Not long ago, I was called for jury duty here in Washington, DC. I sat in a big waiting room with dozens of other potential jurors. We were that quintessential cross-section of DC society: young and old, black and white, men and women; a diversity of suits and jeans, loafers and boots.
As we sat there waiting to be called to perform this solemn duty of American democracy and civic engagement, we watched a video about jury selection. It was a propaganda piece meant to convince us that giving up a day or many days to sit in a courtroom was not a waste of time; like the meetings they are, people are not excited by being on a jury. But it also served as a FAQ about the process of serving on a jury.

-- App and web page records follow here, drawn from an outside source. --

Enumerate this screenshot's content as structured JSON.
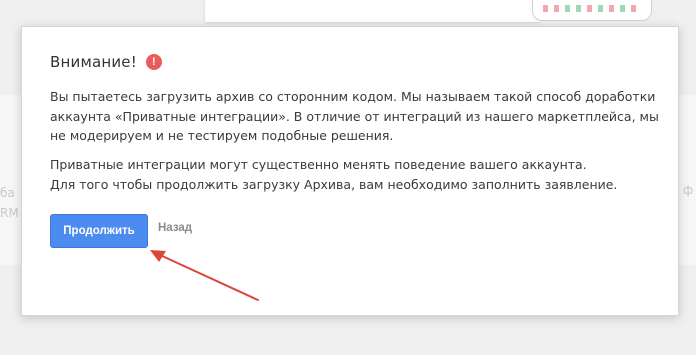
{
  "background": {
    "left_text_lines": [
      "ба",
      "RM"
    ],
    "right_text": "ф"
  },
  "modal": {
    "title": "Внимание!",
    "warning_icon": "exclamation-circle-icon",
    "paragraph1_lines": [
      "Вы пытаетесь загрузить архив со сторонним кодом. Мы называем такой способ доработки",
      "аккаунта «Приватные интеграции». В отличие от интеграций из нашего маркетплейса, мы",
      "не модерируем и не тестируем подобные решения."
    ],
    "paragraph2_lines": [
      "Приватные интеграции могут существенно менять поведение вашего аккаунта.",
      "Для того чтобы продолжить загрузку Архива, вам необходимо заполнить заявление."
    ],
    "continue_label": "Продолжить",
    "back_label": "Назад"
  },
  "colors": {
    "primary": "#4c8bf0",
    "warning": "#e85c5c",
    "annotation": "#d9473b"
  }
}
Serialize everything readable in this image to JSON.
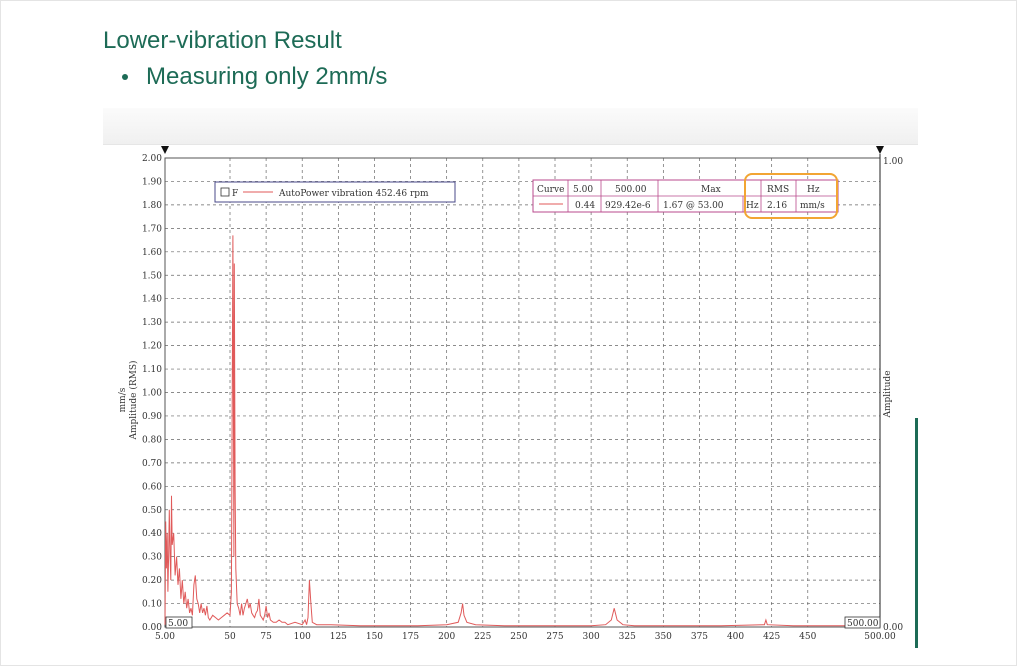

Interwoven in the video where a greatest-hits of jury scenes from movies. And over and over again, the scene looks pretty much the same – whether in grainy black and white or more modern color. It’s an almost stereotypical scene of people sitting around a table basically just arguing in circles. There’s the inevitable scene of the jury foreman trying to bridge a divide between factions in the room. It’s a scene that hasn’t changed in decades even if we know if can be better.
It’s the typical dysfunction of the meeting that struck me.
After all, there’s no one in the jury room who has a background in running a meeting. No one has any meeting facilitation skills. There’s no requirement that the foreman know anything about hearing all voices, surfacing constructive disagreement, bringing a group together, or facilitating meetings.
It’s weird because the stakes are so high: where else does the outcome of a meeting mean the difference between freedom and imprisonment or, potentially, life and death? And yet the model videos make it look like it’s ok to run this meeting just like so many office meetings are run: no real structure, no real moderation, no real facilitation, no real way to resolve differences.
As in business, there are lots of other things that may take priority over meeting training or meeting facilitation skills. But given the degree to which meetings are central in businesses and in our court system and the degree to which their outcomes matter, it’s kind of crazy that we just turn people loose with not a minute of meeting training or guidance and hope for the best.
In the end, the court released all of the potential jurors because the judge called in sick. There was, in fact, no reason for us to have shown up for the meeting; a not-unfamiliar complaint of meeting attendees everywhere. People hooted and hollered to be let go from their duties as we streamed out of the court into downtown Washington, DC. It’s a common manifestation of people not having to attend a meeting when they expect that it’s not going to a good meeting.